As Chinese EVs surged to challenge Tesla’s dominance, Musk was tending to his sprawling empire, which includes rocket-maker SpaceX, brain-chip developer Neuralink, and social media giant X, which Musk acquired in 2022. Formerly called Twitter, the platform has foundered under Musk’s volatile management, shedding most of its value as the company has lost revenue and advertisers.

Plans for the affordable Tesla have been seen as key to delivering on Musk’s stratospheric ambitions for sales growth. Musk said in 2020 that Tesla aspired by 2030 to sell 20 million vehicles – twice as many as the world’s largest automaker, Toyota, sells today. With the death of the Model 2, it’s unclear how he’ll get there.

What India offers to Tesla

India’s huge car market, with a new love for SUVs, can offer a much needed scope of growth for Tesla if it makes and sells its affordable EV here.

Domestic electric passenger vehicle sales have picked up pace, with the number of mass-market models growing threefold to a dozen by seven companies in 2023, from just four models by three manufacturers prior to the pandemic, according to data collated by automotive market research firm Jato Dynamics. Tata Motors dominates the local EV market, followed by MG Motor India and Mahindra & Mahindra. “The EV contribution in our portfolio is likely to increase to 25% in five years and reach 50% by 2030,” Tata Motors said in its annual report for FY23.

Strong growth in electric volumes is being triggered by government incentives to support both EV manufacturing and charging infrastructure, falling battery prices and increasing consumer awareness. This has also led to a surge in the number of new models, giving consumers a wider choice.

India’s nascent market with a huge growth potential could be highly beneficial for a struggling Tesla if it makes its Rs 20 lakh car here.

While there are concerns over the Chinese companies rushing to India after the new EV policy which can overwhelm Tesla in India with their cheaper EVs, it seems highly unlikely given the Indian government’s discouragement of Chinese investments. Last year in July, Reuters reported, China’s BYD told its India joint-venture partner it would shelve plans for a new $1-billion investment to build electric cars after its investment proposal faced scrutiny from the government.

As for the luxury segment, India units of luxury car manufacturers such as Mercedes-Benz, BMW and Audi may steer clear of the government’s new EV policy, ET has reported.

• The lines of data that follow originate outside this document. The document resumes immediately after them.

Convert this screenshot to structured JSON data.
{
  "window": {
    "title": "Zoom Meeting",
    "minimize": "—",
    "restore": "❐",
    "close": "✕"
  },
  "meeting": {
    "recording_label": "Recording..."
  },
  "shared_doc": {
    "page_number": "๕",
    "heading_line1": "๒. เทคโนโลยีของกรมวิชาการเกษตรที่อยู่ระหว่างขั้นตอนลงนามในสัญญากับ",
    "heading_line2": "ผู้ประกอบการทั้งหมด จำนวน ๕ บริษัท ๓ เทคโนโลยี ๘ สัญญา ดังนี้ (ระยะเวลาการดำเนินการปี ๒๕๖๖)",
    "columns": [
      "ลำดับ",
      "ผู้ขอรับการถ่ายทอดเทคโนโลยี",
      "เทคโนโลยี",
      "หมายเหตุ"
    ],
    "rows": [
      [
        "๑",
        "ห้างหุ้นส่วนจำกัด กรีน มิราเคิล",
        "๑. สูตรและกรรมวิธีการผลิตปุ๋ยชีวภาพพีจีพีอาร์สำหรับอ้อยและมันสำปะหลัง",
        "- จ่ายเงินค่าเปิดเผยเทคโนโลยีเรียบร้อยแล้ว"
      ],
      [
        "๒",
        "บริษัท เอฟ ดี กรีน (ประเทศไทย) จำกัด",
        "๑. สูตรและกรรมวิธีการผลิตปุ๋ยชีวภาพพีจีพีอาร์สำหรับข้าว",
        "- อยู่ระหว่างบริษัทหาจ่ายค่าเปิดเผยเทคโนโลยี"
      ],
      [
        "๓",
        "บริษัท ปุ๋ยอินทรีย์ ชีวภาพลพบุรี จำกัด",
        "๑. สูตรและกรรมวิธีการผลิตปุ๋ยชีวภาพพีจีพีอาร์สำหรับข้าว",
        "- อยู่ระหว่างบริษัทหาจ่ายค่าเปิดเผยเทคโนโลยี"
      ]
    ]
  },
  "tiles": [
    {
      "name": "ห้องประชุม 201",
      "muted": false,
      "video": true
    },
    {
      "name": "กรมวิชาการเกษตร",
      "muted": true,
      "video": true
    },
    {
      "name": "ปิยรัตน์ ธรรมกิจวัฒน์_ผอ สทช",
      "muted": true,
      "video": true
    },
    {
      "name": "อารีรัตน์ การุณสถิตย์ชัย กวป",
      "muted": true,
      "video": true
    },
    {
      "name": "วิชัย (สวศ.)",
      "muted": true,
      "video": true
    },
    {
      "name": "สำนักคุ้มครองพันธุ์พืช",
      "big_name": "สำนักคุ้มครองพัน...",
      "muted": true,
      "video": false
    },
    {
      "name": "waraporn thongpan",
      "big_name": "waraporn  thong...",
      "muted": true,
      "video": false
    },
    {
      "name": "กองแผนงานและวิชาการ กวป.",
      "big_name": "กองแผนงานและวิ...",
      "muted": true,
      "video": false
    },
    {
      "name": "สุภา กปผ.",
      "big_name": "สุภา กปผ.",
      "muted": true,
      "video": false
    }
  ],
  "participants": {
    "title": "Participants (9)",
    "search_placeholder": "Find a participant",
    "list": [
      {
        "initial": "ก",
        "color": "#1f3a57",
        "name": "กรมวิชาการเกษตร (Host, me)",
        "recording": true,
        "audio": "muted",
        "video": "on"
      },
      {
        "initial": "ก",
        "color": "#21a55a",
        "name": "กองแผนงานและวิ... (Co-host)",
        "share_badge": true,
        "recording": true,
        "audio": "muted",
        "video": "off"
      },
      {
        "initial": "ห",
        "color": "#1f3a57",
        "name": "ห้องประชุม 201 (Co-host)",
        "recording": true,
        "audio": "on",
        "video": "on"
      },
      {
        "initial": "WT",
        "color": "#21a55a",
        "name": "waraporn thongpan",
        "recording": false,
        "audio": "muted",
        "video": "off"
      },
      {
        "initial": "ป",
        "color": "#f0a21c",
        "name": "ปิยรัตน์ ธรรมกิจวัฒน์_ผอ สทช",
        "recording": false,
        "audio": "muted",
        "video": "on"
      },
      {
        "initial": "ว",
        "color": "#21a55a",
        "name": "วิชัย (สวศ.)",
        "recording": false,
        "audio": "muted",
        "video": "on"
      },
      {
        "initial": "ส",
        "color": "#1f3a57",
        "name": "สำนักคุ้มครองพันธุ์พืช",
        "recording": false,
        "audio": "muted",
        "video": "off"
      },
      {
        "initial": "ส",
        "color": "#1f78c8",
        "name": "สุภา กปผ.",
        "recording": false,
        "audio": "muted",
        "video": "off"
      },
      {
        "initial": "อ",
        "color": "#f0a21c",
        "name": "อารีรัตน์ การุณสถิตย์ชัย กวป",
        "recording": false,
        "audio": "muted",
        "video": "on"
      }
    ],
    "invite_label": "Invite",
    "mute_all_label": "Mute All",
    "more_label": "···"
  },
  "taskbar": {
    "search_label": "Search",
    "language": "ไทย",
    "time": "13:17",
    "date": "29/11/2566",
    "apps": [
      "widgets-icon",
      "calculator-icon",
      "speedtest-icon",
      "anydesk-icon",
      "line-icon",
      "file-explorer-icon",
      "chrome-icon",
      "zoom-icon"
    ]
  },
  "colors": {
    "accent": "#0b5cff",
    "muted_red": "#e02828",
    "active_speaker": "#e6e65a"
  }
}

Given that luxury car manufacturers have already invested in India through plants and operations, they don’t see much benefit in another large investment for a segment that’s currently less than 2% of the broader car market. Besides, assembling kits in India already allows for a lower duty structure.

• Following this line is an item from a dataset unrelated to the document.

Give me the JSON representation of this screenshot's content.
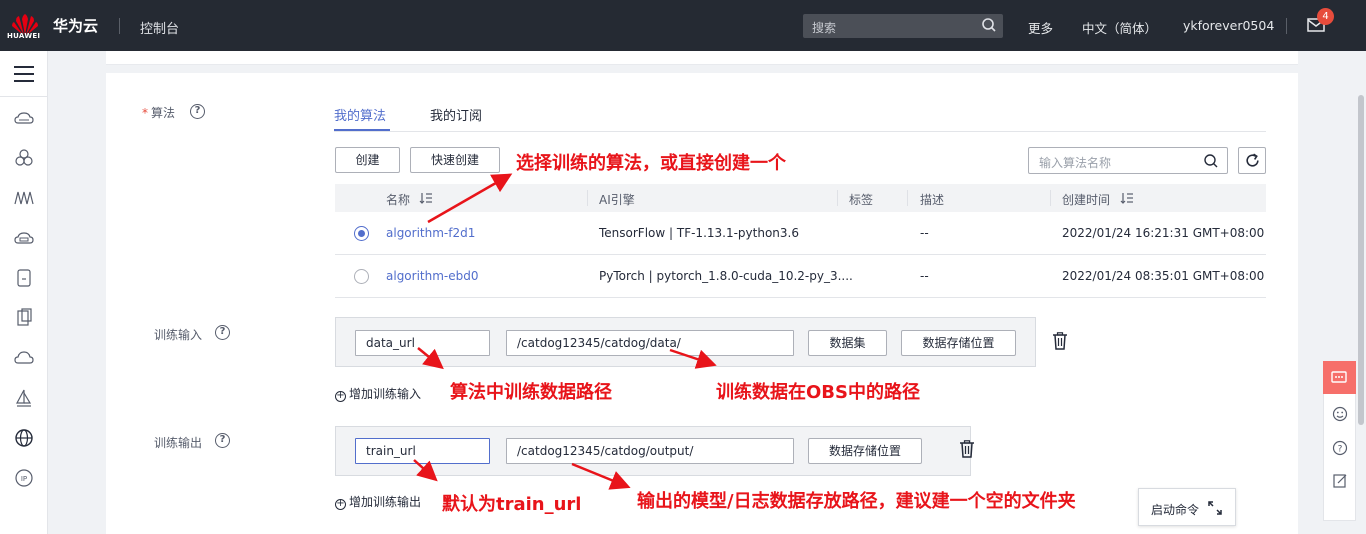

India offers Tesla a market with huge potential for its affordable as well as other models while shielding it from its big rivals as well as incapacitating competition from Chinese car makers which are flooding the world with low-priced EVs.

(With inputs from agencies)